Back in 2004, British journalist John Carlin, in his book White Angels published a fascinating insider's view on the whole saga of David Beckham leaving Manchester United and signing for Real Madrid. In it he describes how the Spanish club's marketing director, José Angel Sánchez could not believe his lucky stars when Peter Kenyon, Manchester United's chief executive said he would be prepared to accept £25 million for the England captain. Peanuts!, thought Sánchez, who privately valued Beckham's worth in marketing terms at 500 million euros.
Carlin lays the blame for Manchester United's uncharacteristic lack of financial acumen firmly at the feet of Alex Ferguson, rather than Peter Kenyon's. The United manager's well publicised bust-ups with his player meant that their relationship had irretrievably broken down and Ferguson just wanted to get rid of his troublesome media star.
Earlier this year, half-way through last season, Carlin describes how Beckham has been instrumental in turning Real Madrid into the biggest football brand in the World in marketing terms. He cautions however, that unless footballing success comes for both, the value of the joint brand will diminish.
Hence David Beckham's dilemma in a season where Real Madrid are finally showing some grit and solidity at the back and where they may once again be in contention for a title come next summer, but where the Englishman has been relegated to the bench in the majority of Fabio Capello's line-ups. Can he fight his way back into the starting eleven? Can he cope with just being "one more in the team" should the club win a trophy this season? Can he really do better elsewhere? Will he leave in January? In a recent online poll in Marca, 41% of the voters wanted him to leave, against 59% who wanted him to stay (37% for footballing reasons and 22% for financial reasons).
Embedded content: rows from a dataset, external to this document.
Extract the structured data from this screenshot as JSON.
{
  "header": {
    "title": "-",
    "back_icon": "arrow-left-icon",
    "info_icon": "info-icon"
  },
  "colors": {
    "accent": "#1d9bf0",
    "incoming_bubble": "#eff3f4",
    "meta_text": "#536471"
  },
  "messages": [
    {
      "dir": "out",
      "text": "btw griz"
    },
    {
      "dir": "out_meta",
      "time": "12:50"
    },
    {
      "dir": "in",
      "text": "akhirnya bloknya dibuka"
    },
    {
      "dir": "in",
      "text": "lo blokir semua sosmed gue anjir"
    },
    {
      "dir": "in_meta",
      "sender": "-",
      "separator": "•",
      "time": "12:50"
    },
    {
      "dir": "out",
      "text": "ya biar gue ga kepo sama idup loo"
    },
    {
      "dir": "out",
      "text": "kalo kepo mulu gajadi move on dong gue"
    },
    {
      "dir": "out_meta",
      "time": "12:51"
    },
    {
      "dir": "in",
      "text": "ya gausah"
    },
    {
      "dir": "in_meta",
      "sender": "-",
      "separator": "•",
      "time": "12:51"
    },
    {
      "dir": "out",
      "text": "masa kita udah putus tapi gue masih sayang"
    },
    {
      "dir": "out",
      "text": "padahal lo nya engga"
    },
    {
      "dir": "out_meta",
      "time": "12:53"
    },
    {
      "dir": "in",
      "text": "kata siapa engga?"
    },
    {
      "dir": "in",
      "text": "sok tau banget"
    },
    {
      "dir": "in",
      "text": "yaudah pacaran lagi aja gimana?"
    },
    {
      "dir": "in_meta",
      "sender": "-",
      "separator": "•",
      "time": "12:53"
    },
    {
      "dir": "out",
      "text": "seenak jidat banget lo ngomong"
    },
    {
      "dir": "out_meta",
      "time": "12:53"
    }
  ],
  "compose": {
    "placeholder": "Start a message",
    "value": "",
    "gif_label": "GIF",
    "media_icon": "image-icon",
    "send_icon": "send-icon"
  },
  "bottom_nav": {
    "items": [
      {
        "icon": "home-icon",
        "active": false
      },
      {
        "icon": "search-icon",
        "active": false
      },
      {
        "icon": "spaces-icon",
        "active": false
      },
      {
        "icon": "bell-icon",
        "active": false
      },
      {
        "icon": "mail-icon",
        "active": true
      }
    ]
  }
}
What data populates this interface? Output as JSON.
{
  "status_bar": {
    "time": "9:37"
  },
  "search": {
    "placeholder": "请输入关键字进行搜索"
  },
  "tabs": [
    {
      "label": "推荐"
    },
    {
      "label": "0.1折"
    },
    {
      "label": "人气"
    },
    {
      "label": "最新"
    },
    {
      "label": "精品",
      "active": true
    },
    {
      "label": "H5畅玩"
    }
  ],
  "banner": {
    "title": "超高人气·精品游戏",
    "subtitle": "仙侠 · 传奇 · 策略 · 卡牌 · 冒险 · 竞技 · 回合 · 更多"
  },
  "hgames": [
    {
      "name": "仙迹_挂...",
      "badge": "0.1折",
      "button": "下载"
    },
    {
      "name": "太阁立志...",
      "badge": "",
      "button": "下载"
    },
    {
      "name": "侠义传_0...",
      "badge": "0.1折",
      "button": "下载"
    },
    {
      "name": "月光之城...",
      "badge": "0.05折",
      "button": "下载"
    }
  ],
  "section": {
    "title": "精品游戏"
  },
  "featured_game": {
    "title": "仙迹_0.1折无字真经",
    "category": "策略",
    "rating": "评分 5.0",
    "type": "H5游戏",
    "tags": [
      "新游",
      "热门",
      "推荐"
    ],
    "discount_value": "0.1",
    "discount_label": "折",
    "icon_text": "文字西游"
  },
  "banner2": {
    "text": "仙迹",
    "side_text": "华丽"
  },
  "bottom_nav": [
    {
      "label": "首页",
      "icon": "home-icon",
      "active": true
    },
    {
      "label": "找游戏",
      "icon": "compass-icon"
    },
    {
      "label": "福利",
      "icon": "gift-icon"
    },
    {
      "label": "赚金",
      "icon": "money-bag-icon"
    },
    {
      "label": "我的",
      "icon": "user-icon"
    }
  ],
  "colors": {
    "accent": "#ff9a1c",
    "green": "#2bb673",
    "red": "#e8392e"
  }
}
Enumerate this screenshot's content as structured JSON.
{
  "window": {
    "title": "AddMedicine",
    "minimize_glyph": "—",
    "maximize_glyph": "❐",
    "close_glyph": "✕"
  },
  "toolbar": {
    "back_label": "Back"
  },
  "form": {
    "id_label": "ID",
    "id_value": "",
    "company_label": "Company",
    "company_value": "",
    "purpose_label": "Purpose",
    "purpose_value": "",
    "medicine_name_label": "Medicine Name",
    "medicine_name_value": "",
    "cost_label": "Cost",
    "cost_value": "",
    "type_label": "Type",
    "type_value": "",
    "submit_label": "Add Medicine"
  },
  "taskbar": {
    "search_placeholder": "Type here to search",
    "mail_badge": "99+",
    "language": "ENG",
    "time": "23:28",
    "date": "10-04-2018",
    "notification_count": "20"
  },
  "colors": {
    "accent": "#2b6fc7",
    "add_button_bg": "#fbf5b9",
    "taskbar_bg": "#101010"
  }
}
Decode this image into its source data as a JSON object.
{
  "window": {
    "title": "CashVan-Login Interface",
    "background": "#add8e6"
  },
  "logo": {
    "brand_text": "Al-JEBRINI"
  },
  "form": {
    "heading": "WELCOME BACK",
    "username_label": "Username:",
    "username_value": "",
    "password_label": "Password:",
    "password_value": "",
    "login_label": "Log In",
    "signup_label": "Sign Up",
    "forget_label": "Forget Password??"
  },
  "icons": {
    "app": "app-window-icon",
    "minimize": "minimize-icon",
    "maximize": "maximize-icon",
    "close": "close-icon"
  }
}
I have said elsewhere that I expect him to stay this season and to sign a contract extension of at least one year, if not two. To leave in January would mean not being able to compete in Europe as he's cup-tied with Real Madrid. I see no likely candidates for him to go to at the end of the season. There's no point in being the star player in a team that's not going to compete in Europe; that won't promote his brand. His slowness in adapting to life and the language in Spain suggests that he is unlikely to want to move anywhere other than back to England which leaves the following options: Chelsea, Manchester United, Arsenal, Liverpool, and... Barcelona.
Alex Ferguson has taken some time to rebuild his team following the departure of Beckham and Van Nistelrooy (and others) and is unlikely to welcome him back with open arms. I don't think Mourinho would guarantee a starting place for him just because he's David Beckham, and he has plenty of talent at his disposal. Arsenal and Liverpool are slightly more likely if only because they would like the opportunity to rub it into Manchester United's face, but, in footballing terms, they just don't need him. Barcelona would probably relish the chance of paying Real Madrid back for the Figo incident, the start of the whole galáctico era. Again, I just don't see Rijkaard as being the type of manager who would play Beckham just because he's in the squad; that's not the reputation he has built for himself. Oh yeah, he'd also have to learn Catalan...
In conclusion, David Beckham is no longer an essential element for a team that wants to compete at the highest level. He still has a massive marketing presence, and is therefore very attractive in financial terms. His best bet in my opinion would be to stay at Real Madrid, continue fighting for his place (just like McManaman did when he was judged to be 'surplus to requirements', winning the fans' support in the process) and hope that Real win the trophies that would make his move abroad worthwhile.
Friday, 27 October 2006
[Update 29/10/2006: Coincidentally, John Carlin wrote a piece in Sunday's Observer newspaper analysing the plight of David Beckham. He reaches a different conclusion from mine in that he believes Beckham will leave Real Madrid either in January or at the end of the season, but that effectively, he is already on the downhill slope career-wise and that no matter where he ends up, he has little future to speak off. Very depressing. A different view of this article can also be found on Linda's blog, The Beautiful Game]